According to Bollard, he wants to take his time before raising rates as growth still appears to be a couple of steps behind its big brother from across the Tasman Sea, Australia. The central bank said that it will most likely hold its interest rate as is at 2.5% until the end of the second quarter of 2010 since the country’s jobless rate is still seen to rise further.
Inflationary pressures have also moderated with consumer prices falling by 0.2% in the fourth quarter of 2009, placing the annual inflation rate at 2%. Since this is safely within the RBNZ’s target range of 1% to 3% annual inflation, the central bank officials could afford to sit on their hands for now.

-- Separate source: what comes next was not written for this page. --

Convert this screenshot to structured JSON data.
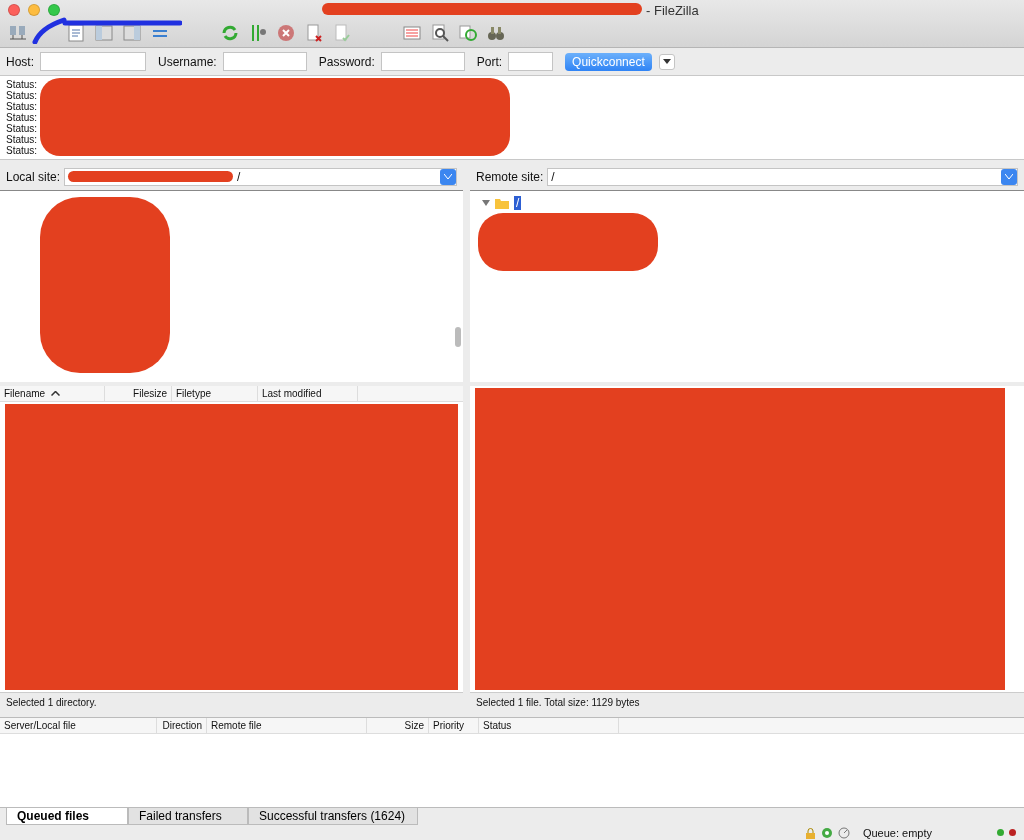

Moreover, he wants to be sure that demand remains strong even as the government begins withdrawing stimulus measures from the economy. RBNZ Governor Bollard mentioned that his ultimate goal is to boost domestic demand by ensuring price stability.
Meanwhile, retail sales picked up pace by 0.8% in November, chalking up their fourth consecutive month of growth. Consumer confidence and business sentiment likewise improved. Although we have been seeing a bunch of good data lately, the central bank could still be waiting to assess New Zealand’s economic performance for the first quarter of the year before implementing a rate hike.
In contrast, the RBA, which is under Glenn Stevens, hiked its interest rate for the third straight time in December due to a robust demand for Australian raw materials from China. While New Zealand stands to benefit as well from a strong Chinese economy, it seems like Australia has been getting the most profit from it. RBA’s benchmark interest rate currently stands at 3.75%, edging the Kiwi in the battle of potential carry trade players.
I ain’t gonna mince words: the Kiwi looks like it’s gonna head down. These developments indicate that New Zealand’s economic fundamentals aren’t at par with Australia, which is putting some downward pressure on the Kiwi. The Kiwi’s recent price action indicates that currency traders are starting to realize this. After starting the year strong, the Kiwi has fallen more than 400 pips, bringing it closer and closer to the 0.7000 psychological handle.
The tone of the upcoming RBNZ interest rate decision could be the deciding factor whether the Kiwi’s last bastion of defense would hold or not. Any hint that the RBNZ would extend its commitment to keep rates steady could be the final push the bears are looking for to take the Kiwi over the 0.7000 cliff…